• Correlates of psychopharmacologic treatment outcomes for schizophrenia

      Kreyenbuhl, Julie Anne; Zito, Julie Magno (1999)
      Schizophrenia is a severe and persistent mental illness that affects upwards of two million Americans and its treatment is estimated to cost {dollar}32 billion annually. Although pharmacotherapy represents the mainstay of treatment for schizophrenia, recent pharmacoepidemiologic data on practice patterns in large U.S. populations are limited. To address this need, a study was conducted with the following aims: (1) to characterize the patterns of pharmacologic management of schizophrenia and its demographic and clinical correlates in typical clinical practice settings; (2) to develop analytic models to examine the associations between characteristics of drug therapy and outcomes; and (3) to look for evidence of behavioral toxicity of antipsychotic medications.
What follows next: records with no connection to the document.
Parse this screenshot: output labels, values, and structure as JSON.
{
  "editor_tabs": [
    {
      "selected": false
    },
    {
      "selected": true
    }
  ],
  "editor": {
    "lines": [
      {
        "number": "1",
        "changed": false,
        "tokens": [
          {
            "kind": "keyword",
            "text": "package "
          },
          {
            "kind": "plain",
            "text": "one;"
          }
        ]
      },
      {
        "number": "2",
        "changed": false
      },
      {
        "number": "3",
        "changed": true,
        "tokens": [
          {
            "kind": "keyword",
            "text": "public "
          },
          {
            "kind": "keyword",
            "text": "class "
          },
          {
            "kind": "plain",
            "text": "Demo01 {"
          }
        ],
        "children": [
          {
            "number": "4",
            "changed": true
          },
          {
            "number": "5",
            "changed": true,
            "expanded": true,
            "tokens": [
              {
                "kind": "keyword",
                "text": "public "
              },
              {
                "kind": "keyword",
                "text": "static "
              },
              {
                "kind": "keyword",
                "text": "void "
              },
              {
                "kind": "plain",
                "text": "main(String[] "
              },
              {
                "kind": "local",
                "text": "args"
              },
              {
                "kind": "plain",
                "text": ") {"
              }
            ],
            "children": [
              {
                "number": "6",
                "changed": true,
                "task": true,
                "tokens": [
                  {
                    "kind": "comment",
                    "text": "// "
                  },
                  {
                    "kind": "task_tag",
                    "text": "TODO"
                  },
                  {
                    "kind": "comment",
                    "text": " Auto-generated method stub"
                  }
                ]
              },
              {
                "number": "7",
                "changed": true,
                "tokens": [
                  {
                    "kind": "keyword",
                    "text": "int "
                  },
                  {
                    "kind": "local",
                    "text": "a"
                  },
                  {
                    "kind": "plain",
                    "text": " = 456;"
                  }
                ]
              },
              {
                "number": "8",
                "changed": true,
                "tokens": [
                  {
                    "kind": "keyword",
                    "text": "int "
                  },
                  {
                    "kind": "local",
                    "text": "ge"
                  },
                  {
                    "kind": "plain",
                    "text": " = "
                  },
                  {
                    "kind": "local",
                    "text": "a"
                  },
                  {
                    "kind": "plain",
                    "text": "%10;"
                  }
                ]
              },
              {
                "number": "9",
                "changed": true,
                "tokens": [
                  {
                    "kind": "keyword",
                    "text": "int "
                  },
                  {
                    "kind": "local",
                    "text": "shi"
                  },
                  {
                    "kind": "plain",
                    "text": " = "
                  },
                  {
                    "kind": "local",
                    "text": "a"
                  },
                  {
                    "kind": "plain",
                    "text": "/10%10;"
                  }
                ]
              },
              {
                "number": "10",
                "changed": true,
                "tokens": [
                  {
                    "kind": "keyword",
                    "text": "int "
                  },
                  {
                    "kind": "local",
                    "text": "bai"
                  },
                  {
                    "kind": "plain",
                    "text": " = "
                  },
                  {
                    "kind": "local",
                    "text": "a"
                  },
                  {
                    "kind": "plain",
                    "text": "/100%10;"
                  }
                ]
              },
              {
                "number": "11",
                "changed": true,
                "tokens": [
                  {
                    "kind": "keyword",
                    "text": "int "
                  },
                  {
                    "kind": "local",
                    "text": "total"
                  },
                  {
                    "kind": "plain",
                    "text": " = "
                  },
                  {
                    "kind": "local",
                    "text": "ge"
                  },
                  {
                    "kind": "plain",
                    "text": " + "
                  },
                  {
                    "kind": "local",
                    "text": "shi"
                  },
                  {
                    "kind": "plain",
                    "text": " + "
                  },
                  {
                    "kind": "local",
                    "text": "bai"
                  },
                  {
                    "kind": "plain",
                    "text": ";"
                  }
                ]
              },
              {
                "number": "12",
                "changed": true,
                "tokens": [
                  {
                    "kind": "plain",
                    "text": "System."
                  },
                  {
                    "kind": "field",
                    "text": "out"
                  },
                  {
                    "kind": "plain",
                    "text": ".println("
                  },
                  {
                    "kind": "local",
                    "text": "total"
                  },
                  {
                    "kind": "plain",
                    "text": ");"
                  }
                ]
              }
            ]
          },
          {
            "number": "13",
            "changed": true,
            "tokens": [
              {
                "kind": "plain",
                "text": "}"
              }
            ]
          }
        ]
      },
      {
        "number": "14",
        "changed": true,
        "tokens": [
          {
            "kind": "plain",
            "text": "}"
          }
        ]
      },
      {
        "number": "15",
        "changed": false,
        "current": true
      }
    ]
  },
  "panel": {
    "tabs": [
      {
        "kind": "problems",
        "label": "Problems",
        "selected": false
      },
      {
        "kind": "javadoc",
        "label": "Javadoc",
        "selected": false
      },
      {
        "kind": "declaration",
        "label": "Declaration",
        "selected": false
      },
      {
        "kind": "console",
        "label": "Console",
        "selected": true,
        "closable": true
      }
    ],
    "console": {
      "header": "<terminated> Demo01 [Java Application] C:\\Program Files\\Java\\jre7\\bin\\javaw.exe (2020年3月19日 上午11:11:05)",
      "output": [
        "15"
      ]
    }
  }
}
The data from this study were derived from a patient survey supplemented with medical record information of 719 participants recruited from inpatient and outpatient psychiatric facilities in two states for the Schizophrenia Patient Outcomes Research Team (PORT) study. The final study samples consisted of 224 inpatients and 358 outpatients that met eligibility criteria and had valid medical record data. Ethnic disparities in prescribing were identified, such that non-white patients received fewer newer antipsychotic medications, more long-acting injectable (depot) antipsychotic medications, higher average daily antipsychotic doses, and fewer adjunctive medications than their white counterparts, regardless of treatment setting. Geographic variations in prescribing patterns, in which newer antipsychotics and adjunctive medications (inpatients only) were prescribed more frequently in rural areas of State A and in urban areas of State B, and depot antipsychotics were prescribed more often in urban areas of State A and rural areas of State B, were also noted. The hypothesized model of an indirect relationship among pharmacotherapy and outcomes variables (functioning and satisfaction) that is mediated by symptoms and medication side effects was not supported by the data in either treatment setting. Also, evidence of behavioral toxicity of antipsychotics was not identified. Pronounced variations in the pharmacologic management of schizophrenia were revealed. Investigations of the outcomes of pharmacotherapy and the behavioral toxicity of antipsychotic medications should be undertaken, utilizing different measurement scales and a prospective, longitudinal study design.